[GIVEN DATA Boundary: Start]

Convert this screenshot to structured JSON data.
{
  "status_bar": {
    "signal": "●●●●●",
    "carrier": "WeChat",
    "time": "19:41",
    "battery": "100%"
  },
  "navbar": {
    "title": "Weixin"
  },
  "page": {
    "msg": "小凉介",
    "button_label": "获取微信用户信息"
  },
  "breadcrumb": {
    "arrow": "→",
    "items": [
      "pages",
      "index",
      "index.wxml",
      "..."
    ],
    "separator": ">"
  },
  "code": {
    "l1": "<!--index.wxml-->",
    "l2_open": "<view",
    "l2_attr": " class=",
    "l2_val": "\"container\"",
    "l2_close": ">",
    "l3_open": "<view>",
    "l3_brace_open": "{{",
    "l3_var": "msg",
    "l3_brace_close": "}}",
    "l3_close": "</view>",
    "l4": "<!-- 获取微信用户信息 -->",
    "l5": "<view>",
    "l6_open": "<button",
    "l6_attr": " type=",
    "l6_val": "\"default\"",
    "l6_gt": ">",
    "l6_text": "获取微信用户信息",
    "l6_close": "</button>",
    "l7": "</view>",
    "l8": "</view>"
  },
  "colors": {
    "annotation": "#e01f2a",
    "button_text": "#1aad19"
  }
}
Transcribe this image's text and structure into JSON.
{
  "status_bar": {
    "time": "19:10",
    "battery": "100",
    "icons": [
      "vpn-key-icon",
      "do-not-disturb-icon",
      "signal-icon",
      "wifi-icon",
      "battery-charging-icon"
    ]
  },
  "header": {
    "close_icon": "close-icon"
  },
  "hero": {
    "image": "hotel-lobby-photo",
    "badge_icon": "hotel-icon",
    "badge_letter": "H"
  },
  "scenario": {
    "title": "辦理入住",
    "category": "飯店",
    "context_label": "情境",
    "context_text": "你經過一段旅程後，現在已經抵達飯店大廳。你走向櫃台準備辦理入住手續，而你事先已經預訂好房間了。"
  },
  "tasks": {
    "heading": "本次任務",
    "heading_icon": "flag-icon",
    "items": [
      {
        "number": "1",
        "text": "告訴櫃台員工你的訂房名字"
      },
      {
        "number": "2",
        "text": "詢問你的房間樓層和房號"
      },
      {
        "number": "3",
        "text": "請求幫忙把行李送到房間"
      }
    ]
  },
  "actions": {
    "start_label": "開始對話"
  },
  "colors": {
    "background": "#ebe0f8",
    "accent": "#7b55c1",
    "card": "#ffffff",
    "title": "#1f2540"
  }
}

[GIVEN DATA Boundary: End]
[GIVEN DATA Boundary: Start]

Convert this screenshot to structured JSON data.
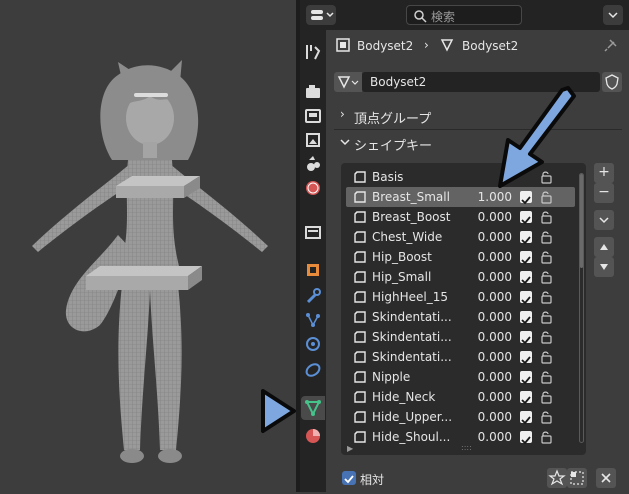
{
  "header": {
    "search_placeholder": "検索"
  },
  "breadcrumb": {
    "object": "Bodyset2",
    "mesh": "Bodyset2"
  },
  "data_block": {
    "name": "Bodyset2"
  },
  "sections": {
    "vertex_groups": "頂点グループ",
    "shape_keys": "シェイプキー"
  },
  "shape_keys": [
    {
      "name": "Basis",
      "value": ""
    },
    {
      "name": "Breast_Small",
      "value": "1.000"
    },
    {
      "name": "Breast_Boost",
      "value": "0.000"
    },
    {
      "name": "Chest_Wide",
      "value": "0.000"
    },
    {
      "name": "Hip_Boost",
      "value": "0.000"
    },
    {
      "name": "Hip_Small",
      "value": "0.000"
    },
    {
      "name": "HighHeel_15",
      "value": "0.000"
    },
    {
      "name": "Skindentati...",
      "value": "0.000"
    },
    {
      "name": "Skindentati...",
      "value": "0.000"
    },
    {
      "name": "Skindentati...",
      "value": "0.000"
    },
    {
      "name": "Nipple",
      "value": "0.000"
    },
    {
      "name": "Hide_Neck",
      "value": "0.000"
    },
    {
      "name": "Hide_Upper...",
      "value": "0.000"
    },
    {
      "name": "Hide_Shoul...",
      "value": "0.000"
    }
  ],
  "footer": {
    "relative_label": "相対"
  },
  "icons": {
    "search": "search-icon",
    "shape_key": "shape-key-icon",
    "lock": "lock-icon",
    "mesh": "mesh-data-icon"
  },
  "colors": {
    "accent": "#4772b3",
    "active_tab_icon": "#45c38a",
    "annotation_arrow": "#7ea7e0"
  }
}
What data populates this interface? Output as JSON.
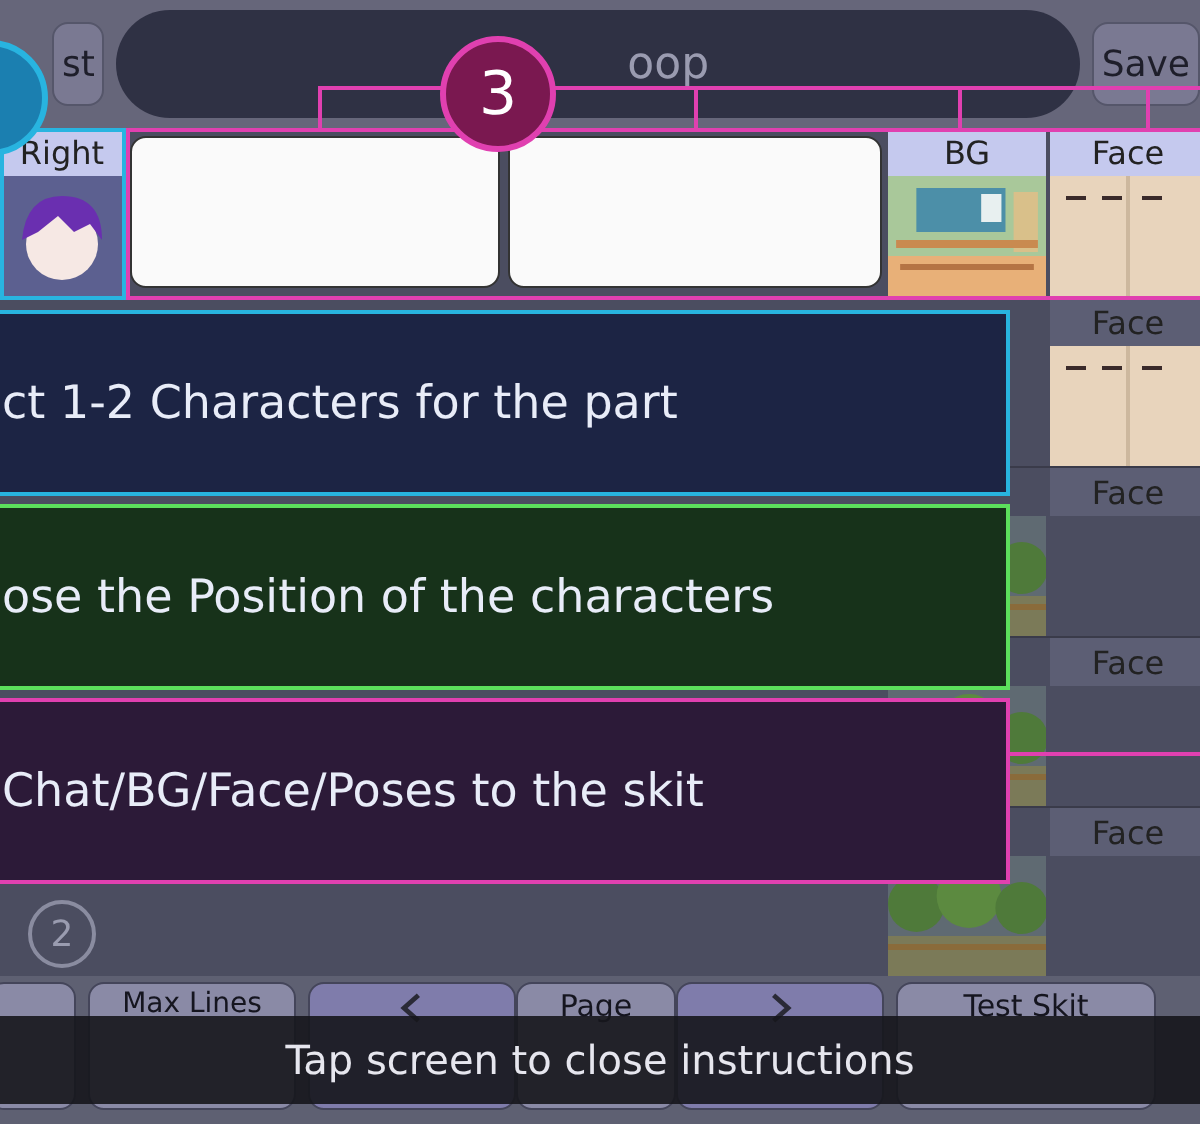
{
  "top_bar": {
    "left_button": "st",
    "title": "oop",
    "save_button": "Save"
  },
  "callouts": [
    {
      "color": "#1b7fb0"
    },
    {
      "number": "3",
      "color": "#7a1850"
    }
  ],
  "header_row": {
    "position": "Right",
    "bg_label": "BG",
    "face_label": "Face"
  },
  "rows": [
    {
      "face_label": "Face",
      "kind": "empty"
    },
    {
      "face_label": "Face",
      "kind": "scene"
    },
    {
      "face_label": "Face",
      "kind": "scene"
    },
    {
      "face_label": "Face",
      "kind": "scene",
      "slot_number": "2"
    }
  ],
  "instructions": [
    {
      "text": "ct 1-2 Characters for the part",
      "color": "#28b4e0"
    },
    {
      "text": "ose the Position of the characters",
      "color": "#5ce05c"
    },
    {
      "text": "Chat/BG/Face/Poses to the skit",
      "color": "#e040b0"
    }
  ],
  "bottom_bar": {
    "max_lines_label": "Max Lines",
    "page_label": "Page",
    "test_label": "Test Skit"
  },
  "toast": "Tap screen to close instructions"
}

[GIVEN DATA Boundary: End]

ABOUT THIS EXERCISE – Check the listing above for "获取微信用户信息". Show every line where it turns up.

EXERCISE RESPONSE –
    "button_label": "获取微信用户信息"
    "l4": "<!-- 获取微信用户信息 -->",
    "l6_text": "获取微信用户信息",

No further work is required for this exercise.